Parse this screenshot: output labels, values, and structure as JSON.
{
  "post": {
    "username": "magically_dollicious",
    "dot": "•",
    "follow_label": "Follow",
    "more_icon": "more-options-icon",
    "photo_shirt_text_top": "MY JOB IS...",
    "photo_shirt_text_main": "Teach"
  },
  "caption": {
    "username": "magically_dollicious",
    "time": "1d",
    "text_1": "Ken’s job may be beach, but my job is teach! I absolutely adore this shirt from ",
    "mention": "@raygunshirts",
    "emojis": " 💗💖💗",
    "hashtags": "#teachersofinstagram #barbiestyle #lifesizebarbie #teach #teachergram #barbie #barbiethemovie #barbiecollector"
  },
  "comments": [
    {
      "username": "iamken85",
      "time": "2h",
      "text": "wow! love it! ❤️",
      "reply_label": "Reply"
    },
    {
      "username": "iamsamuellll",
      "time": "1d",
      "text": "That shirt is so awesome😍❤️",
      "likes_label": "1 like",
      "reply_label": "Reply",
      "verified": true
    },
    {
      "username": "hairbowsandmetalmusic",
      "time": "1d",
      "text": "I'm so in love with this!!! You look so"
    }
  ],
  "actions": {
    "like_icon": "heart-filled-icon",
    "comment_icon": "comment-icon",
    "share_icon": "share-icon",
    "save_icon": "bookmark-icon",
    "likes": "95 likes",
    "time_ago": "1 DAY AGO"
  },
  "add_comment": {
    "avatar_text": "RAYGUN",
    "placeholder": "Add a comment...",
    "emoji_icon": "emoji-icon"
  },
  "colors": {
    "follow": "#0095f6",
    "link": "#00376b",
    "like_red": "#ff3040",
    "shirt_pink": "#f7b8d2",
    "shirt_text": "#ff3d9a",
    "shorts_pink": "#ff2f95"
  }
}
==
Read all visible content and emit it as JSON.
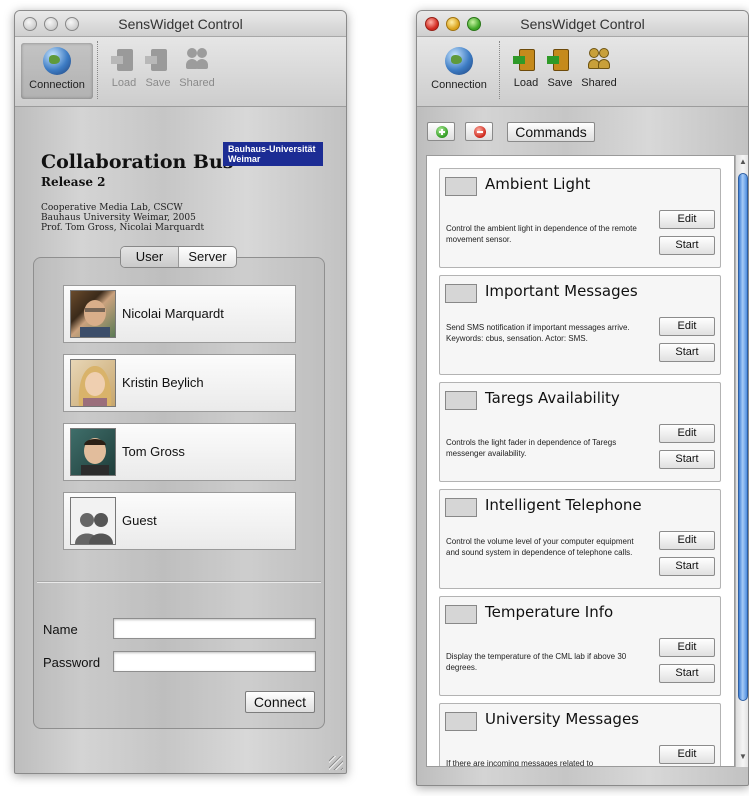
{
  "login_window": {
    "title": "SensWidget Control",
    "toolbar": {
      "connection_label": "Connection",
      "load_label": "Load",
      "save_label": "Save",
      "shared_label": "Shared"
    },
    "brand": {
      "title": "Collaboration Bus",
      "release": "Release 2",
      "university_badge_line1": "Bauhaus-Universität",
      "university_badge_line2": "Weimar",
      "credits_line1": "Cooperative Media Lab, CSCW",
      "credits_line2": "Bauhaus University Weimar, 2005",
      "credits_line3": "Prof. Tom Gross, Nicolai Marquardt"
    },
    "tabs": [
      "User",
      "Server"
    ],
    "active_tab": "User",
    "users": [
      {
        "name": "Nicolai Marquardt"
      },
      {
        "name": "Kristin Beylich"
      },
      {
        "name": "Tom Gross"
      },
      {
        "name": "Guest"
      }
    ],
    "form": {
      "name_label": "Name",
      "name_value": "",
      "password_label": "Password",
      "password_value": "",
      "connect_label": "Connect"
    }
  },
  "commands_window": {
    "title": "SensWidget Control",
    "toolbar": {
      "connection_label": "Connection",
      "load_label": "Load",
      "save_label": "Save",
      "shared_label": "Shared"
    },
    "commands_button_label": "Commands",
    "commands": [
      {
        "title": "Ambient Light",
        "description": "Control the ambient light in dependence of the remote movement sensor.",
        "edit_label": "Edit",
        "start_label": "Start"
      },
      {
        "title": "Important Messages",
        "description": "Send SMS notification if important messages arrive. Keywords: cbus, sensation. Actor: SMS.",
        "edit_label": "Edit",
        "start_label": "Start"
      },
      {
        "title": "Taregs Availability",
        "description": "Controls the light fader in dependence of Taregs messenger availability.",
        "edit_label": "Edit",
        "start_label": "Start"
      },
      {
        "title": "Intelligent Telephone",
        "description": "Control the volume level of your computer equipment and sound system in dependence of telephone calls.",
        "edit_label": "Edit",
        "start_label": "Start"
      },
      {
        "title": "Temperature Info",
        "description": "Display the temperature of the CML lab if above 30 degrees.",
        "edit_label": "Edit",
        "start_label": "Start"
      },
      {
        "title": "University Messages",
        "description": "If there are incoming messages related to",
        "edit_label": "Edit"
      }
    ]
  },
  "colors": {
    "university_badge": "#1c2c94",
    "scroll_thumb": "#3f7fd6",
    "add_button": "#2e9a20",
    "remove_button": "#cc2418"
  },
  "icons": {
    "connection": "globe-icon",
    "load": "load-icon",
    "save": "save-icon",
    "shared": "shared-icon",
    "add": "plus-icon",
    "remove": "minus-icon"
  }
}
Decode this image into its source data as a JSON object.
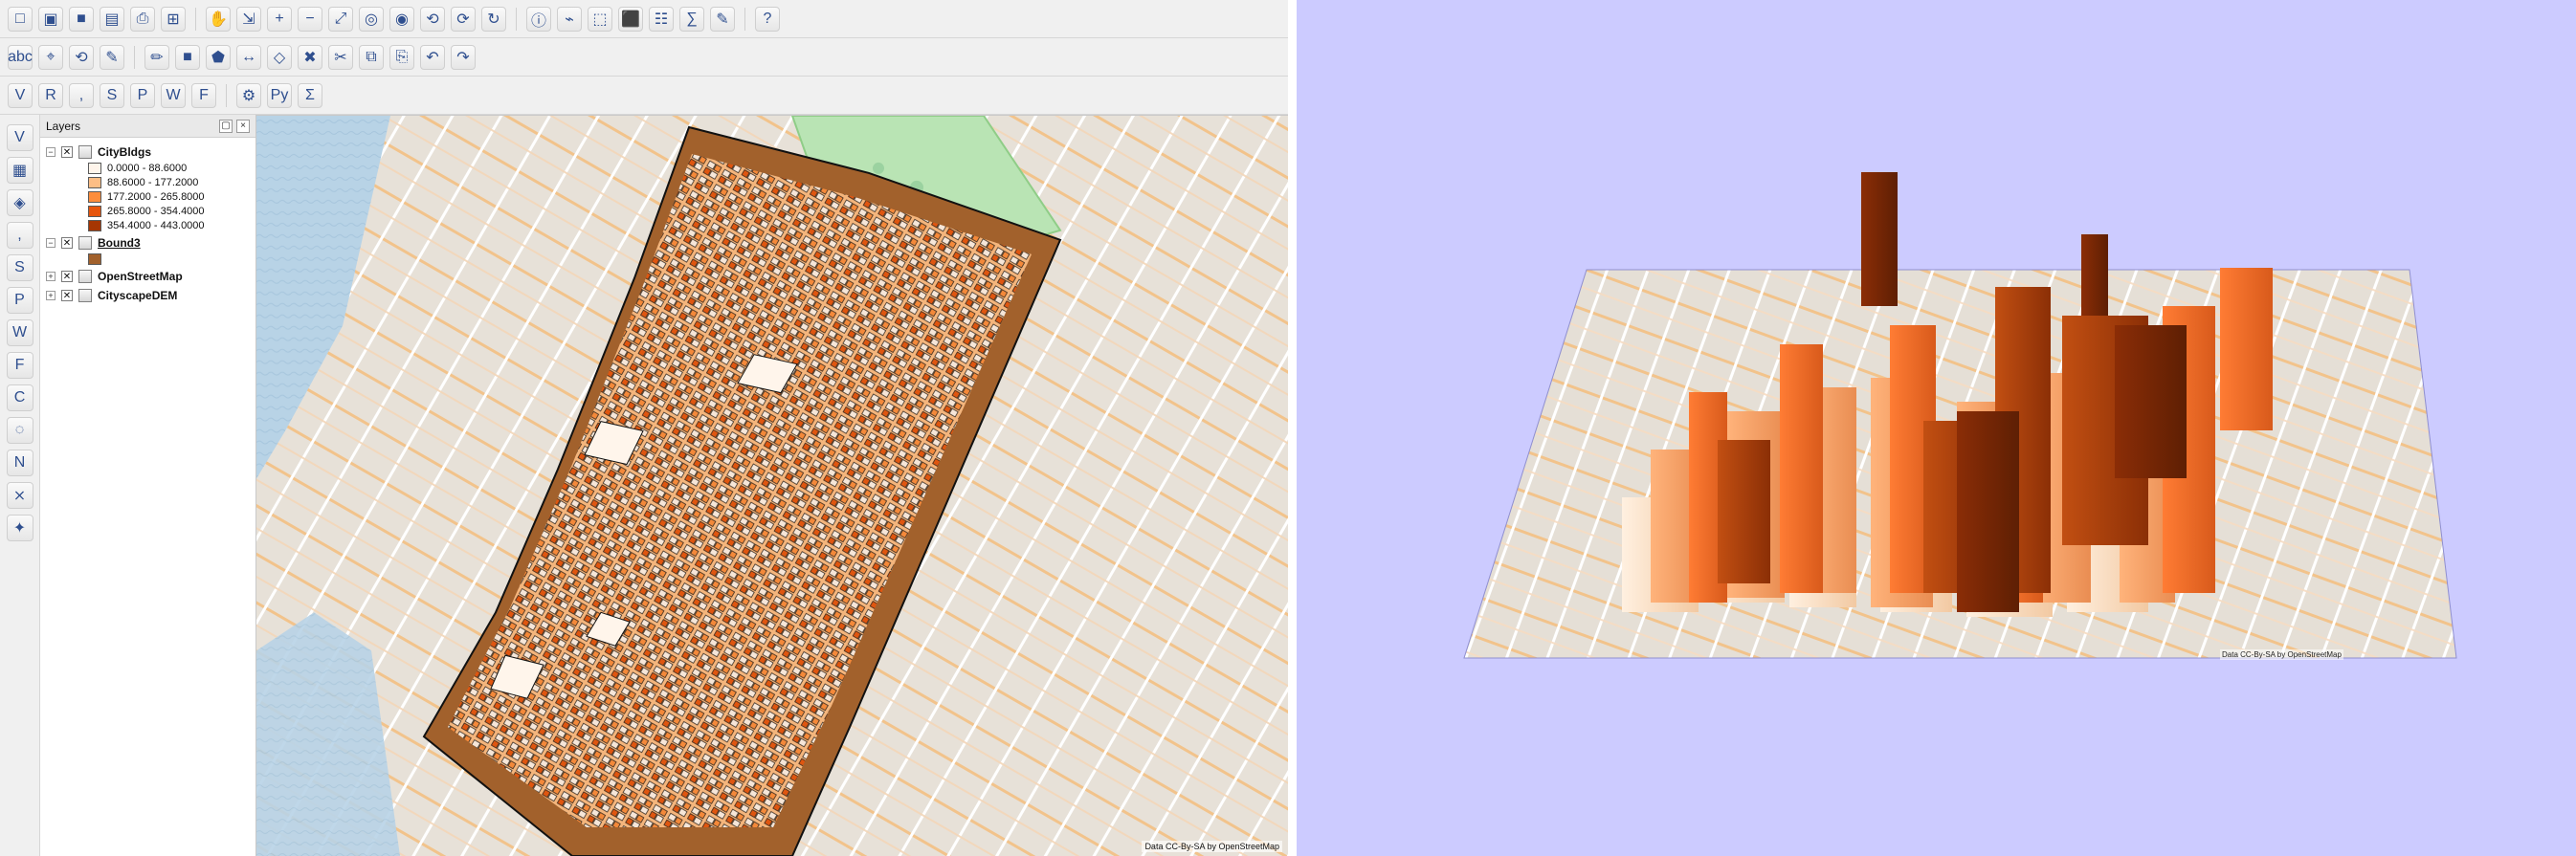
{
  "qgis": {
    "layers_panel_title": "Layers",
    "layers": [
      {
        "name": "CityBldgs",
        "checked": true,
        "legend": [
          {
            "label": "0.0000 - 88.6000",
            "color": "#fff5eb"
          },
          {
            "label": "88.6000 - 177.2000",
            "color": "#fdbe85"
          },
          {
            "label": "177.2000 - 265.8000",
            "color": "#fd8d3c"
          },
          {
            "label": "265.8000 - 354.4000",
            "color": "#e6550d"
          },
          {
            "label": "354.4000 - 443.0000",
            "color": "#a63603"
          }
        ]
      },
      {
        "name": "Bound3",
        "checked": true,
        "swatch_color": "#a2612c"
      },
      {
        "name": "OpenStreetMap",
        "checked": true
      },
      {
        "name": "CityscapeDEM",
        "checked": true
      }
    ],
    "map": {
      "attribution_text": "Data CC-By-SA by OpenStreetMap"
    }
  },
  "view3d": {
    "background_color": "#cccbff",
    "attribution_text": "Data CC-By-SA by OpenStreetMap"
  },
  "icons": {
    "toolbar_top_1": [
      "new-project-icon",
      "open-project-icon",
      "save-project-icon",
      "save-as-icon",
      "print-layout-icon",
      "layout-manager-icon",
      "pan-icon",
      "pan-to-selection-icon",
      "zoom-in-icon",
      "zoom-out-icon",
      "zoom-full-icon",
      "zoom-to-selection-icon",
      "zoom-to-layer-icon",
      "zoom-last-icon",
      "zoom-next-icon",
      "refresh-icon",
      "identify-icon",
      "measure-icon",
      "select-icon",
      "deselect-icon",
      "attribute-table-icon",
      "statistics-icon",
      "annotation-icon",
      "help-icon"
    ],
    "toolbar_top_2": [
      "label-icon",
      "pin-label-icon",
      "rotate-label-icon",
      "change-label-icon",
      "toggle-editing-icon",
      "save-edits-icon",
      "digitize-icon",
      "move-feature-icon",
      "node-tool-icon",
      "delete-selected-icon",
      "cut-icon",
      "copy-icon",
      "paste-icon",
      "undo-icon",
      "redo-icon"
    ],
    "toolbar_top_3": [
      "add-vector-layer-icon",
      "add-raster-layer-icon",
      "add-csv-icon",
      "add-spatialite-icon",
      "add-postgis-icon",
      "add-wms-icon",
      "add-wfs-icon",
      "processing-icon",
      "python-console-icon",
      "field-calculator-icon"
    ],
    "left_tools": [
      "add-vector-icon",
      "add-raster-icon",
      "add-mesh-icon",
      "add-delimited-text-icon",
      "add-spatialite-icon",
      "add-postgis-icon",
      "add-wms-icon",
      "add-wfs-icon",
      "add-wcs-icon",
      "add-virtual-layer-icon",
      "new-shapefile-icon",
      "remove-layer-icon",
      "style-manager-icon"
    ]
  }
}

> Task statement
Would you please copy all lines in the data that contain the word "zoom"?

> Solved problem
      "zoom-in-icon",
      "zoom-out-icon",
      "zoom-full-icon",
      "zoom-to-selection-icon",
      "zoom-to-layer-icon",
      "zoom-last-icon",
      "zoom-next-icon",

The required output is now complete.